If you have visited Shiga prefecture surrounding Lake Biwa, you may have heard its old name, Ōmi. What is Ōmi? Ōmi may be spelled out as Oumi, O-umi, where O is great and umi is body of water. In Wosite times it was called Awa-umi. The body of water is Biwako, Lake Biwa, but that is its modern name from the Edo period. The earliest civilization was centered at Ōmi. In fact, the area was called Naka-kuni, the center of the land. This is where Isanami and Isanagi made their home.
Lake Biwa is the largest lake in Japan. It clearly shows on maps of Japan. It is also one of the most ancient lakes in the world, 4.5 million years old. However, its maximum depth is only 104 m, so it is far from being one of the world’s deepest lakes. For comparison, Lake Baikal in southern Russia is the world’s deepest lake, 1,642 m. The deepest lake in the United States is Crater Lake in southern Oregon. Its depth is 594 m.
While hundreds of small rivers flow into Lake Biwa, there is only one outflow, the Seta river. The Seto river leads to the Uji River, then the Katsura and the Kizu. Further downstream is the Yodo River which exits into Osaka Bay.
Human beings have lived around Lake Biwa for more than 20,000 years, as archaeological evidence demonstrates.
Ashihara no Nakatsukuni
Ashihara no Nakatsukuni is a puzzling name for the land of Japan in the myths of the 8th century Kojiki document. Here is the Wosite explanation for this name. Nakatsukuni is another way of saying Naka-kuni. Ashihara means field of reeds, because the low-lying area around Lake Biwa was marshy and covered with reeds. Why was attention called to the reed fields? Wosite people were proud to have reclaimed the marshy land by draining excess water and planting rice fields. It may seem amazing that there was such engineering ability in those days.
Lake Biwa, Center of Wosite Civilization
The people of Wosite settled in the environs of Lake Biwa. When Isanami and Isanagi made it their center of unification, they called it Naka-kuni, the Center of the Land. And where, in Naka-kuni was the actual center? It may have been in the district of Takashima, now Takashima City of Shiga Prefecture.
Takashima City, Adogawa Town
Takashima City, on the left bank of Biwako, is made up of several towns including Takashima Town and Adogawa Town. If you have read our previous post on Kusuhiko’s forest, you will have seen that the forest is located in Adogawa, and a map of Takashima is shown. This location is marked by the red arrow in upper left of mep.

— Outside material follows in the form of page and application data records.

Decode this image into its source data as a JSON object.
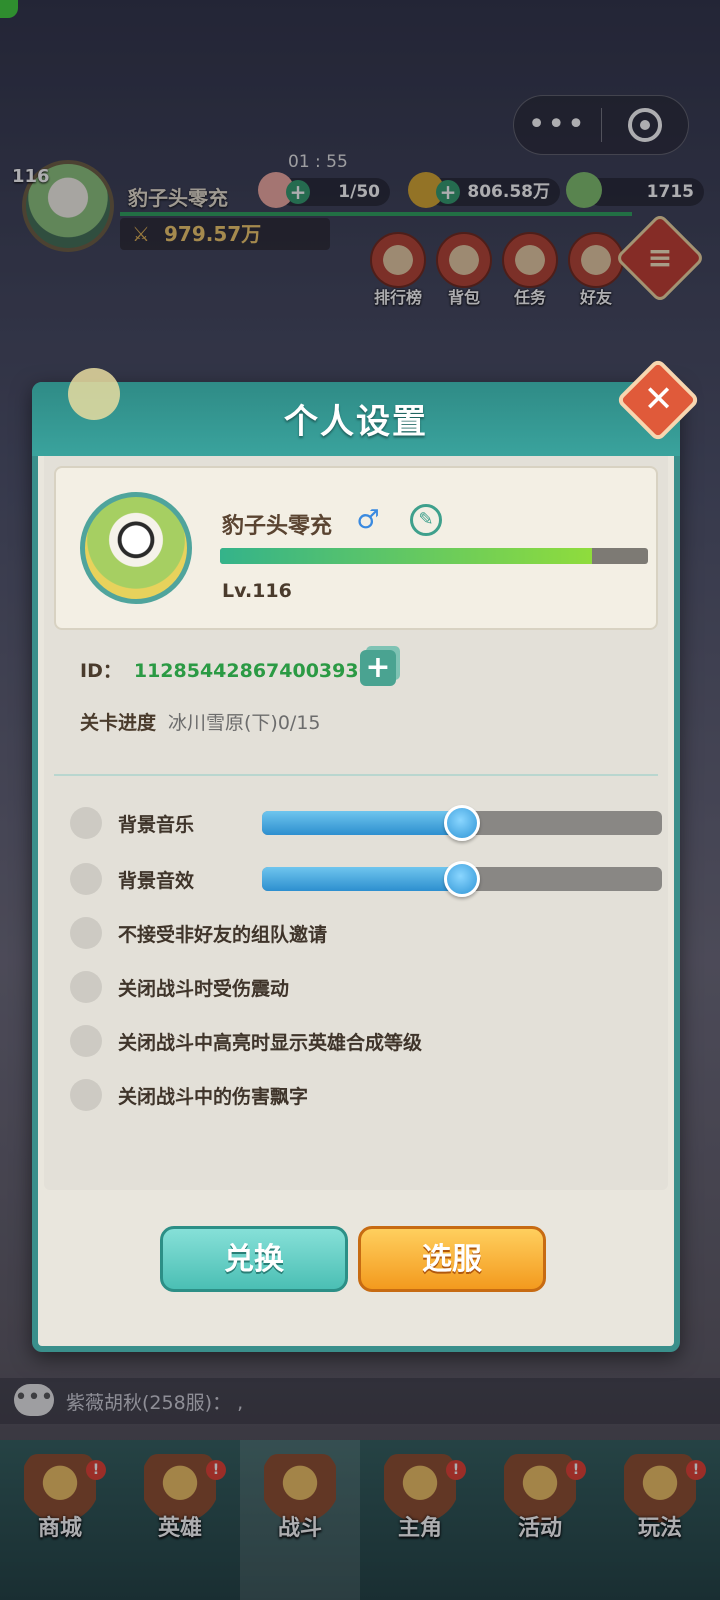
{
  "background": {
    "top_bar": {
      "level": "116",
      "player_name": "豹子头零充",
      "power": "979.57万",
      "timer": "01 : 55",
      "resources": [
        {
          "icon": "peach-icon",
          "value": "1/50"
        },
        {
          "icon": "coin-icon",
          "value": "806.58万"
        },
        {
          "icon": "jade-icon",
          "value": "1715"
        }
      ]
    },
    "top_menu": [
      {
        "label": "排行榜"
      },
      {
        "label": "背包"
      },
      {
        "label": "任务"
      },
      {
        "label": "好友"
      }
    ],
    "chat": {
      "text": "紫薇胡秋(258服)： ,"
    },
    "bottom_nav": [
      {
        "label": "商城"
      },
      {
        "label": "英雄"
      },
      {
        "label": "战斗"
      },
      {
        "label": "主角"
      },
      {
        "label": "活动"
      },
      {
        "label": "玩法"
      }
    ],
    "notice_mark": "!"
  },
  "capsule": {
    "more": "•••"
  },
  "dialog": {
    "title": "个人设置",
    "close": "✕",
    "profile": {
      "name": "豹子头零充",
      "level": "Lv.116",
      "exp_fraction": 0.87,
      "gender_icon": "male-icon",
      "gender_glyph": "♂"
    },
    "id_label": "ID：",
    "id_value": "1128544286740039366",
    "copy_glyph": "+",
    "stage_label": "关卡进度",
    "stage_value": "冰川雪原(下)0/15",
    "settings": {
      "music": {
        "label": "背景音乐",
        "level": 0.5
      },
      "sfx": {
        "label": "背景音效",
        "level": 0.5
      },
      "reject_invite": {
        "label": "不接受非好友的组队邀请"
      },
      "no_shake": {
        "label": "关闭战斗时受伤震动"
      },
      "no_highlight_level": {
        "label": "关闭战斗中高亮时显示英雄合成等级"
      },
      "no_damage_text": {
        "label": "关闭战斗中的伤害飘字"
      }
    },
    "buttons": {
      "exchange": "兑换",
      "select_server": "选服"
    }
  },
  "colors": {
    "teal": "#3a8f8b",
    "id_green": "#2b9a44",
    "button_orange": "#f39a1e",
    "button_teal": "#4bbfb4"
  }
}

The discovery of the Hotuma Tutaye document was traced to this area. Mr. Yoshinosuke Matsumoto found a manuscript, of three chapters written in Wosite characters, which was entitled, Hotuma Tutaye, Sacred Treasure of the Mio Shrine, Sanjo Village, Takashima County, Province of Ōmi. The shrine and the village no longer exist. But Mr. Matsumoto eventually located all forty chapters of the Hotuma Tutaye at Hiyoshi Taisha.
The arrows in the above map of Ōmi point to six important Wosite shrines. They are, counter clockwise from upper left:

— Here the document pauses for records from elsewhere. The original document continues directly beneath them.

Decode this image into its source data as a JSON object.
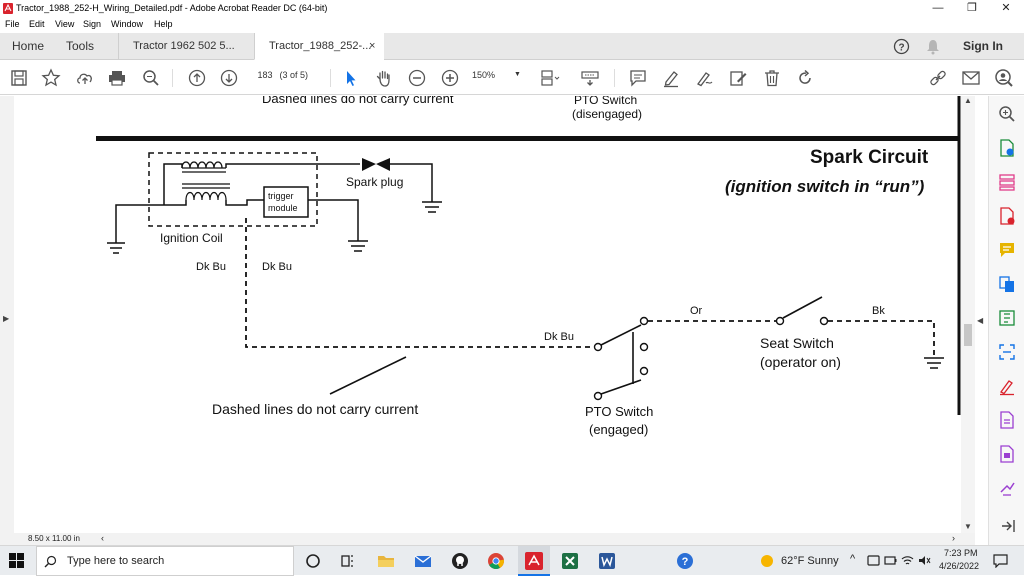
{
  "window": {
    "title": "Tractor_1988_252-H_Wiring_Detailed.pdf - Adobe Acrobat Reader DC (64-bit)",
    "minimize": "—",
    "maximize": "❐",
    "close": "✕"
  },
  "menu": [
    "File",
    "Edit",
    "View",
    "Sign",
    "Window",
    "Help"
  ],
  "tabs": {
    "home": "Home",
    "tools": "Tools",
    "doc1": "Tractor 1962 502 5...",
    "doc2": "Tractor_1988_252-...",
    "close": "×",
    "sign_in": "Sign In"
  },
  "toolbar": {
    "page_number": "183",
    "page_of": "(3 of 5)",
    "zoom": "150%"
  },
  "diagram": {
    "top_note": "Dashed lines do not carry current",
    "top_pto_line1": "PTO Switch",
    "top_pto_line2": "(disengaged)",
    "heading": "Spark Circuit",
    "subheading": "(ignition switch in “run”)",
    "spark_plug": "Spark plug",
    "trigger_line1": "trigger",
    "trigger_line2": "module",
    "ignition_coil": "Ignition Coil",
    "wire_left": "Dk Bu",
    "wire_right": "Dk Bu",
    "wire_bottom": "Dk Bu",
    "wire_orange": "Or",
    "wire_black": "Bk",
    "seat_line1": "Seat Switch",
    "seat_line2": "(operator on)",
    "bottom_note": "Dashed lines do not carry current",
    "pto_line1": "PTO Switch",
    "pto_line2": "(engaged)"
  },
  "status": {
    "page_size": "8.50 x 11.00 in"
  },
  "taskbar": {
    "search_placeholder": "Type here to search",
    "weather": "62°F  Sunny",
    "time": "7:23 PM",
    "date": "4/26/2022"
  },
  "colors": {
    "acrobat_red": "#d9232d",
    "accent_blue": "#1473e6",
    "right_panel_icons": [
      "#1473e6",
      "#1a8c3a",
      "#e03c8a",
      "#d9232d",
      "#e6b400",
      "#1473e6",
      "#1a8c3a",
      "#1473e6",
      "#d9232d",
      "#9b3fd1",
      "#9b3fd1",
      "#9b3fd1"
    ]
  }
}
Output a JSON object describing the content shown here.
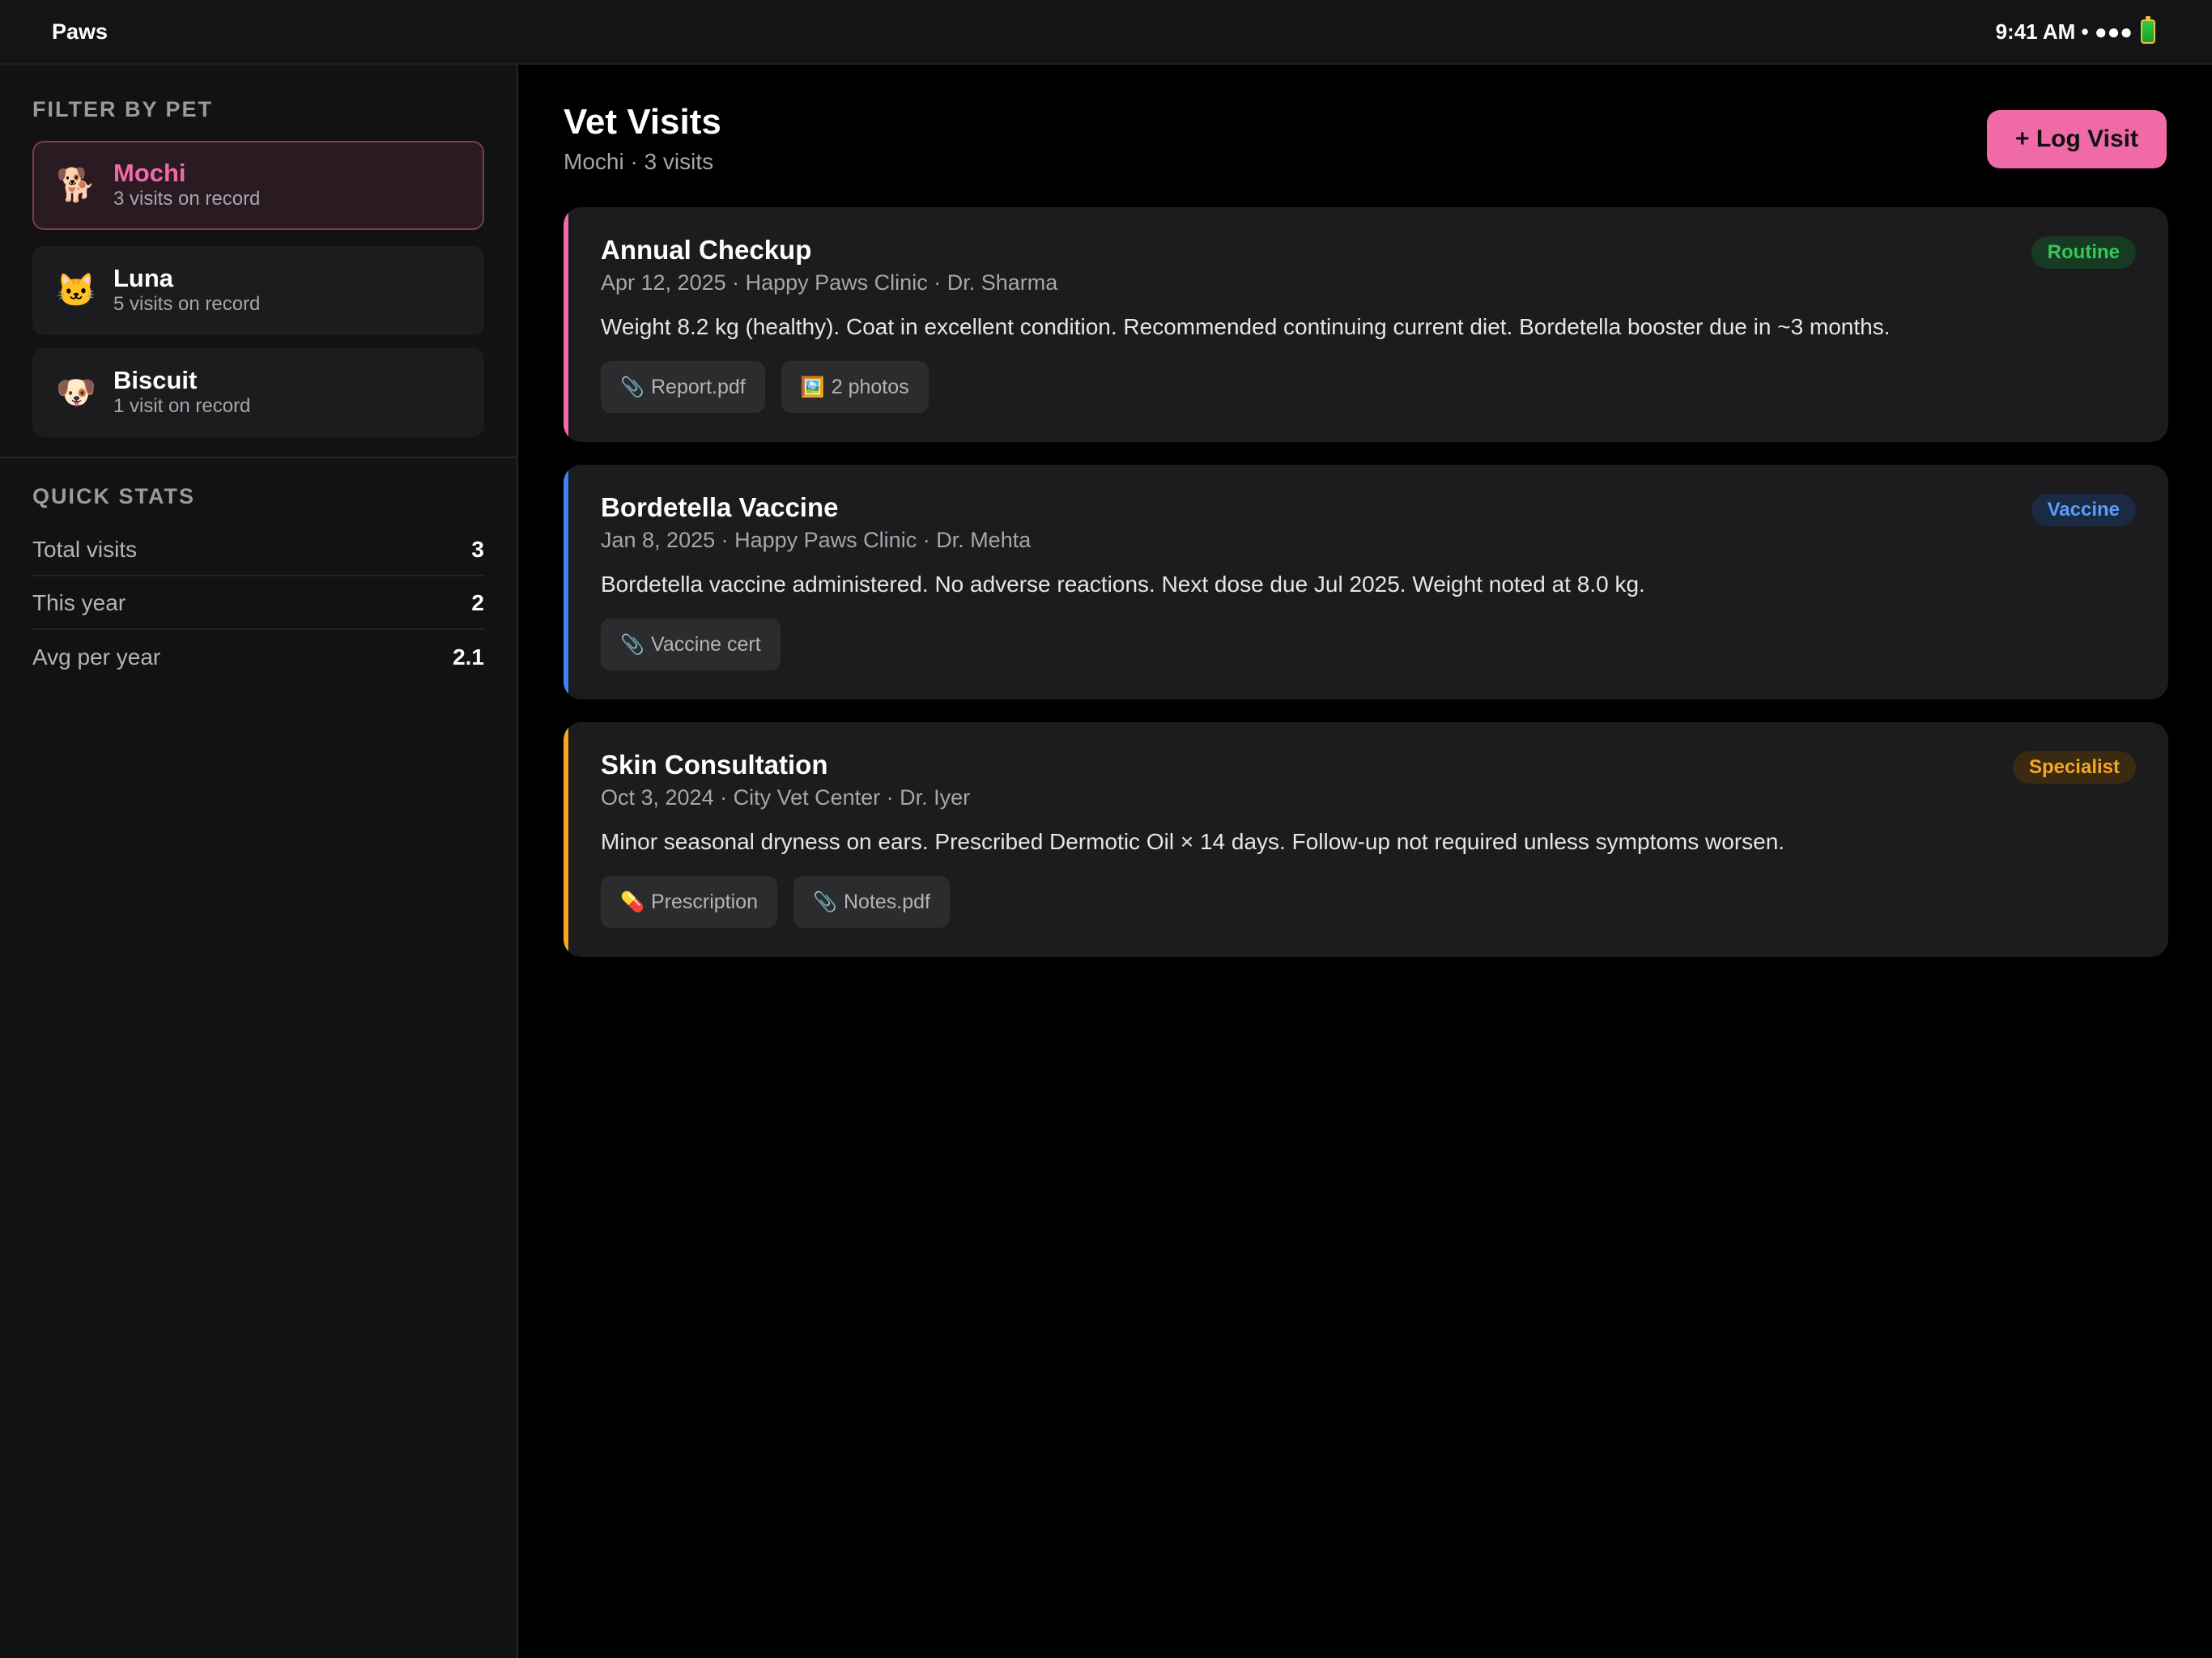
{
  "status_bar": {
    "app_name": "Paws",
    "time_and_signal": "9:41 AM • ●●●",
    "battery_icon": "battery-icon"
  },
  "sidebar": {
    "filter_heading": "FILTER BY PET",
    "pets": [
      {
        "emoji": "🐕",
        "name": "Mochi",
        "sub": "3 visits on record",
        "active": true
      },
      {
        "emoji": "🐱",
        "name": "Luna",
        "sub": "5 visits on record",
        "active": false
      },
      {
        "emoji": "🐶",
        "name": "Biscuit",
        "sub": "1 visit on record",
        "active": false
      }
    ],
    "stats_heading": "QUICK STATS",
    "stats": [
      {
        "label": "Total visits",
        "value": "3"
      },
      {
        "label": "This year",
        "value": "2"
      },
      {
        "label": "Avg per year",
        "value": "2.1"
      }
    ]
  },
  "main": {
    "title": "Vet Visits",
    "subtitle": "Mochi · 3 visits",
    "log_button": "+ Log Visit",
    "colors": {
      "accent": "#f06aa8"
    },
    "visits": [
      {
        "title": "Annual Checkup",
        "meta": "Apr 12, 2025 · Happy Paws Clinic · Dr. Sharma",
        "notes": "Weight 8.2 kg (healthy). Coat in excellent condition. Recommended continuing current diet. Bordetella booster due in ~3 months.",
        "tag": "Routine",
        "accent_color": "#f06aa8",
        "tag_color": "#34c759",
        "tag_bg": "#173a22",
        "attachments": [
          {
            "icon": "📎",
            "icon_name": "paperclip-icon",
            "label": "Report.pdf"
          },
          {
            "icon": "🖼️",
            "icon_name": "photo-icon",
            "label": "2 photos"
          }
        ]
      },
      {
        "title": "Bordetella Vaccine",
        "meta": "Jan 8, 2025 · Happy Paws Clinic · Dr. Mehta",
        "notes": "Bordetella vaccine administered. No adverse reactions. Next dose due Jul 2025. Weight noted at 8.0 kg.",
        "tag": "Vaccine",
        "accent_color": "#3b82f6",
        "tag_color": "#5b9cf5",
        "tag_bg": "#1a2a44",
        "attachments": [
          {
            "icon": "📎",
            "icon_name": "paperclip-icon",
            "label": "Vaccine cert"
          }
        ]
      },
      {
        "title": "Skin Consultation",
        "meta": "Oct 3, 2024 · City Vet Center · Dr. Iyer",
        "notes": "Minor seasonal dryness on ears. Prescribed Dermotic Oil × 14 days. Follow-up not required unless symptoms worsen.",
        "tag": "Specialist",
        "accent_color": "#f5a623",
        "tag_color": "#f5a623",
        "tag_bg": "#3a2a12",
        "attachments": [
          {
            "icon": "💊",
            "icon_name": "pill-icon",
            "label": "Prescription"
          },
          {
            "icon": "📎",
            "icon_name": "paperclip-icon",
            "label": "Notes.pdf"
          }
        ]
      }
    ]
  }
}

Yorogi Jinja, in Adogawa, Kusuhiko’s forest
Shirahige Jinja, in Takashima, with torii in Lake Biwa, Sarutahiko Sirahige
Hiyoshi Taisha, where all 40 ayas of Hotsuma Tutaye in Waniko Yasutoshi’s hand were stored
Sakunado Jinja, in Otsu, Seoritsuhime’s main shrine

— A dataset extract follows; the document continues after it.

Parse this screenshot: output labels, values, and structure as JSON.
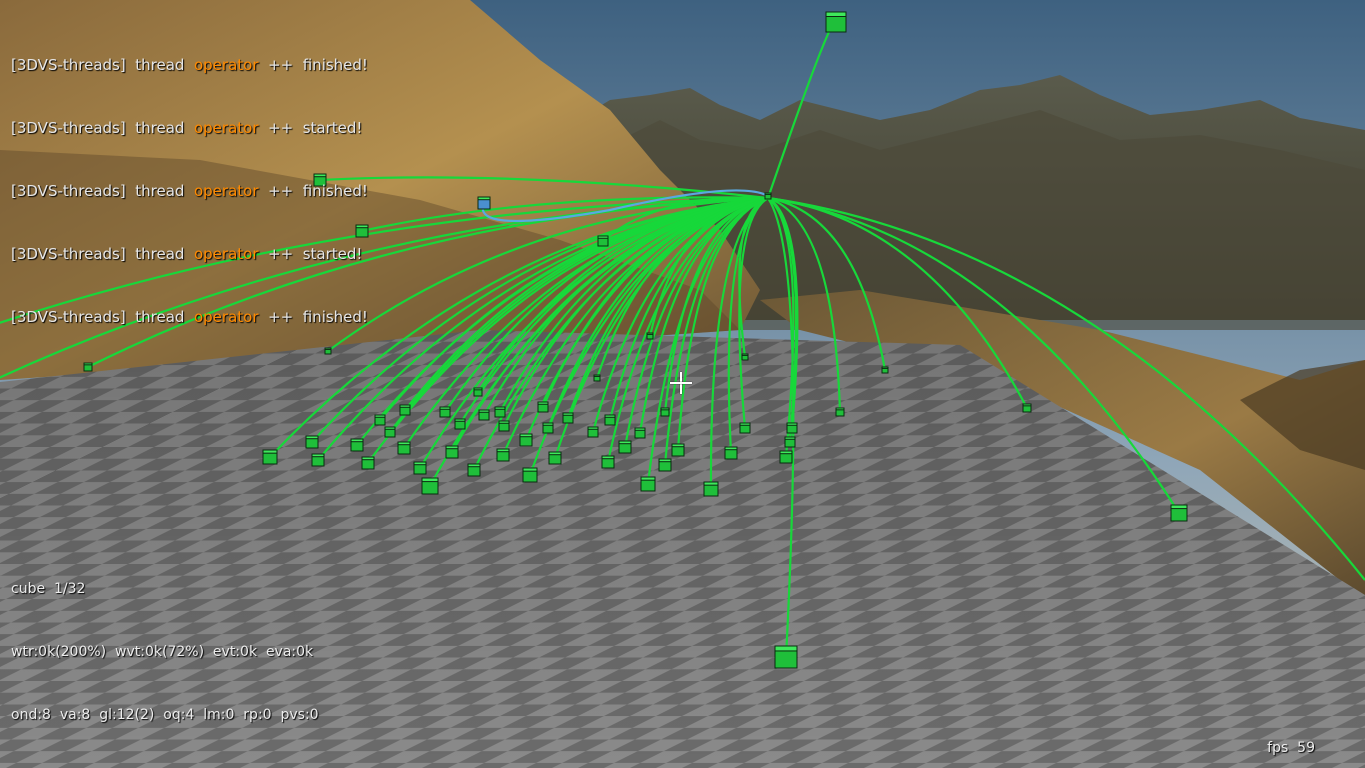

Sasaki Jinja, in Ōmi Hachiman, Sakunami Kami of sake-making
Taga Taisha, in Taga, Isanagi Taga no Kami, Toyoke, and Amateru
In Summary, people have lived around Lake Biwa since ancient times. The Wosite civilization took root in Ōmi, and Isanami and Isanagi made Takashima their center of activity. There are many places associated with Wosite kami which are now Shinto shrines. The first Wosite document discovered by Y. Matsumoto, the Hotuma Tutaye, had once been kept in a shrine in Takashima.